Taking accountability for operational resilience

The operational resilience of the financial services sector, and particularly the banking sector, has rarely been out of the news in recent years. How are senior industry leaders feeling as yet another operational failure hits the front pages? What is clear is that the impact of outages on consumers means industry, regulators and other policy makers are increasingly prioritising the topic.

At the heart of the regulators’ philosophy on operational resilience is a view that boards are responsible for ensuring the resiliency of their institutions but that senior individuals, in the form of senior manager function 24 (SMF24) should also be held to account for operational failings. The SMF24 has been in force as part of the Senior Managers & Certification Regime (SM&CR) for over a year now, so what impact is it having on the way firms manage operational resilience? How are firms approaching the role? What are the broader governance challenges around operational resilience? Below we set out some of our thoughts on these key questions based on our experience in working with banks and a recent roundtable we hosted with SMF24s for a number of leading financial institutions.

SMF24s have ‘responsibility for managing the internal operations and technology of a firm’. The scope of the role is clearly very broad and we know that many SMF24s find the potential scale of the issues they could be held to account for daunting. But our view is that the introduction of the role has had a positive impact in driving a greater focus on operational resilience across the banking sector.  

While the impact of the role has been positive, SMF24s on their own will not be able to solve the problem. For firms to reach the level of resilience the regulators, customers, society and they themselves seek to achieve will require a concerted effort by all, from the boardroom down. The BoE/FCA Discussion Paper from July 2018 makes clear the importance of governance in addressing operational resilience and with a consultation paper expected to follow later this year broader governance is likely to remain a key theme for the regulators in the context of operational resilience.

The SMF 24 is unusual in that it was introduced into the SM&CR after the regime came into force and is the only role that may be split (rather than shared). Where the SMF24 is split, the PRA does not expect it to be split among more than three individuals. 

The majority of firms have chosen to split the role- typically between the Chief Operating Officer (COO) and a Chief Information Officer (CIO) with overall responsibility for its internal operations and technology being assigned respectively. In light of the breadth of the responsibilities assigned to SMF24s splitting it is perhaps necessary, but splitting the role does give rise to some important questions in our interactions with our clients. For example does the fact that a COO may sit on the firm’s board but a CIO not, create a hierarchy of SMFs? Does a split between COO and CIO reinforce a silo between technology and ‘the business’? Are SMF24s able to ensure a firm’s strategy is properly informed by operational resilience considerations, particularly where strategic decisions may be made outside of the UK? In the event of a failure who will be held to account by the regulators?

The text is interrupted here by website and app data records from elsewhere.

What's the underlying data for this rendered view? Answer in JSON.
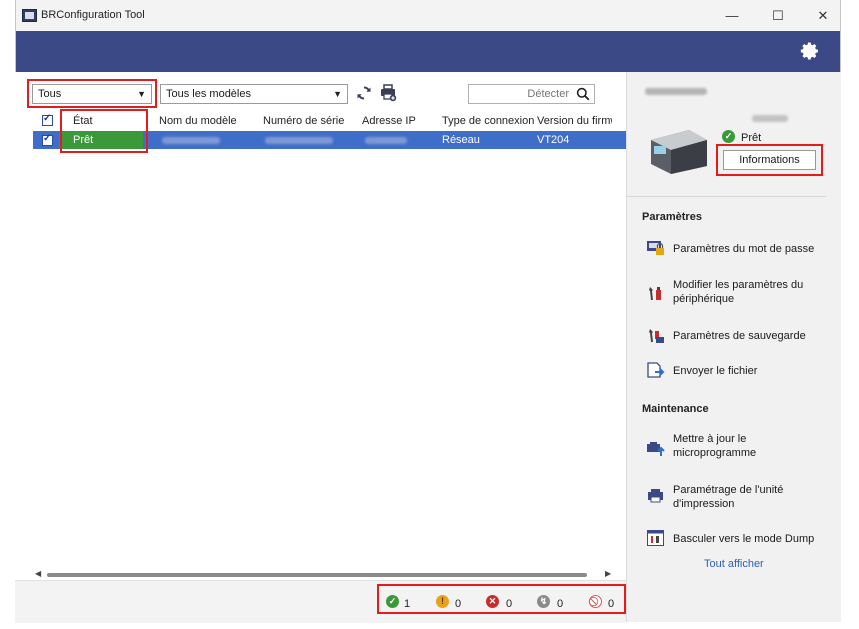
{
  "window": {
    "title": "BRConfiguration Tool"
  },
  "toolbar": {
    "filter_status": "Tous",
    "filter_models": "Tous les modèles",
    "search_placeholder": "Détecter"
  },
  "table": {
    "headers": [
      "État",
      "Nom du modèle",
      "Numéro de série",
      "Adresse IP",
      "Type de connexion",
      "Version du firmwa"
    ],
    "rows": [
      {
        "status": "Prêt",
        "connection": "Réseau",
        "firmware": "VT204"
      }
    ]
  },
  "device_panel": {
    "status": "Prêt",
    "info_button": "Informations"
  },
  "settings": {
    "title": "Paramètres",
    "items": [
      {
        "label": "Paramètres du mot de passe"
      },
      {
        "label": "Modifier les paramètres du\npériphérique"
      },
      {
        "label": "Paramètres de sauvegarde"
      },
      {
        "label": "Envoyer le fichier"
      }
    ]
  },
  "maintenance": {
    "title": "Maintenance",
    "items": [
      {
        "label": "Mettre à jour le\nmicroprogramme"
      },
      {
        "label": "Paramétrage de l'unité\nd'impression"
      },
      {
        "label": "Basculer vers le mode Dump"
      }
    ],
    "show_all": "Tout afficher"
  },
  "statusbar": {
    "ok_count": "1",
    "warning_count": "0",
    "error_count": "0",
    "offline_count": "0",
    "disabled_count": "0"
  },
  "colors": {
    "accent_band": "#3b4a86",
    "selection": "#3f6ec9",
    "status_ready": "#3a9a3a",
    "highlight": "#e01e1e"
  },
  "icons": [
    "gear-icon",
    "refresh-icon",
    "printer-add-icon",
    "search-icon",
    "check-circle-icon",
    "warning-icon",
    "error-icon",
    "offline-icon",
    "disabled-icon"
  ]
}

What is clear is that for the renewed focus on operational resilience to have the required effect in firms senior leaders throughout the business need to embrace  the philosophy of operational resilience and embed it in the processes that support them in delivering their commercial goals. Firms should ensure that accountability for operational resilience sits not just with SMF24 holders but also other key senior individuals throughout the firm, including those captured by the certification regime. In our discussions with firms we often find there are broader challenges in ensuring governance oversight of operational resilience. These include; ensuring adequate management information on key risks, getting the right skills and experience on boards and ensuring an understanding of the end to end processes which are required to deliver services.  

It is inevitable that as a new requirement, such as SMF24, beds in that there will be questions around how it functions, but 15 months after its introduction our view is that the regulators made the right choice in bringing it into the regime. With the SM&CR applying to insurers from December 2018, the rest of the financial sector from the end of 2019 and the PRA’s SM&CR rules to EEA bank branches after Brexit, a much broader set of financial institutions and individuals will have to apply the requirement in future. For these firms, important lessons can be learnt from the experiences of the banks since late 2017.  

All firms should consider how they can improve their approach towards the governance of operational resilience. In particular in ensuring boards and other key decision makers understand the end to end delivery of a critical business service and that risk information supports this understanding. Our experience of working with firms dealing with operational incidents shows gaining this understanding before a crisis event pays significant dividends. A customer-centric view of operational risk and resilience also allows board-level leaders to make better investment and risk decisions. For SMF24 holders, both current and future, there must a clear focus on clarity of responsibilities, how these are discharged and ensuring the right steps are taken to address risks in their area of accountability.  

Simon Chard

Simon Chard | Partner
Profile | Email | +44 (0)7740 241 051

Connor MacManus

Connor MacManus | Senior Manager
Profile | Email | +44 (0)20 7213 8555

Read more articles on